Entries from a dataset of interfaces:
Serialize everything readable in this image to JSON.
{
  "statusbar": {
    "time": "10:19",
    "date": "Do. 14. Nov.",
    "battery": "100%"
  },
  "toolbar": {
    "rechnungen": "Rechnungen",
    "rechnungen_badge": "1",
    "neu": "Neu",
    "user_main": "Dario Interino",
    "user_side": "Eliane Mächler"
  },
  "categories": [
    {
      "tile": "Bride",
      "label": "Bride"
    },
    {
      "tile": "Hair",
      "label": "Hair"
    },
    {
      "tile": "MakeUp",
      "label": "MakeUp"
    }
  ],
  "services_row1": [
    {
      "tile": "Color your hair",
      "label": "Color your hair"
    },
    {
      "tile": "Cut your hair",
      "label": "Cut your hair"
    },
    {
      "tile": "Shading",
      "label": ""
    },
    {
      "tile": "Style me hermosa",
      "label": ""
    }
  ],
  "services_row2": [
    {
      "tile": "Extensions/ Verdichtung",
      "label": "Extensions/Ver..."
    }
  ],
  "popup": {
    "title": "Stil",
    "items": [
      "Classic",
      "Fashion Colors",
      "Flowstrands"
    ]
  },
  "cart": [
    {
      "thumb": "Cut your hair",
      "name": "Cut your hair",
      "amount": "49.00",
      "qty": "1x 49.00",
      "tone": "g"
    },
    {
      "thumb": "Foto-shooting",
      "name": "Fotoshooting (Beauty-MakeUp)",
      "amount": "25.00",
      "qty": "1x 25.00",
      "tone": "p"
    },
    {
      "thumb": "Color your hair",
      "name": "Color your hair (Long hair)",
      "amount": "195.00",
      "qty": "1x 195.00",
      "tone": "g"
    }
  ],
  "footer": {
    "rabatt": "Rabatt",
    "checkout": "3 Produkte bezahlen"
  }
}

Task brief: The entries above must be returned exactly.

Result for this exercise:
Serialize everything readable in this image to JSON.
{
  "statusbar": {
    "time": "10:19",
    "date": "Do. 14. Nov.",
    "battery": "100%"
  },
  "toolbar": {
    "rechnungen": "Rechnungen",
    "rechnungen_badge": "1",
    "neu": "Neu",
    "user_main": "Dario Interino",
    "user_side": "Eliane Mächler"
  },
  "categories": [
    {
      "tile": "Bride",
      "label": "Bride"
    },
    {
      "tile": "Hair",
      "label": "Hair"
    },
    {
      "tile": "MakeUp",
      "label": "MakeUp"
    }
  ],
  "services_row1": [
    {
      "tile": "Color your hair",
      "label": "Color your hair"
    },
    {
      "tile": "Cut your hair",
      "label": "Cut your hair"
    },
    {
      "tile": "Shading",
      "label": ""
    },
    {
      "tile": "Style me hermosa",
      "label": ""
    }
  ],
  "services_row2": [
    {
      "tile": "Extensions/ Verdichtung",
      "label": "Extensions/Ver..."
    }
  ],
  "popup": {
    "title": "Stil",
    "items": [
      "Classic",
      "Fashion Colors",
      "Flowstrands"
    ]
  },
  "cart": [
    {
      "thumb": "Cut your hair",
      "name": "Cut your hair",
      "amount": "49.00",
      "qty": "1x 49.00",
      "tone": "g"
    },
    {
      "thumb": "Foto-shooting",
      "name": "Fotoshooting (Beauty-MakeUp)",
      "amount": "25.00",
      "qty": "1x 25.00",
      "tone": "p"
    },
    {
      "thumb": "Color your hair",
      "name": "Color your hair (Long hair)",
      "amount": "195.00",
      "qty": "1x 195.00",
      "tone": "g"
    }
  ],
  "footer": {
    "rabatt": "Rabatt",
    "checkout": "3 Produkte bezahlen"
  }
}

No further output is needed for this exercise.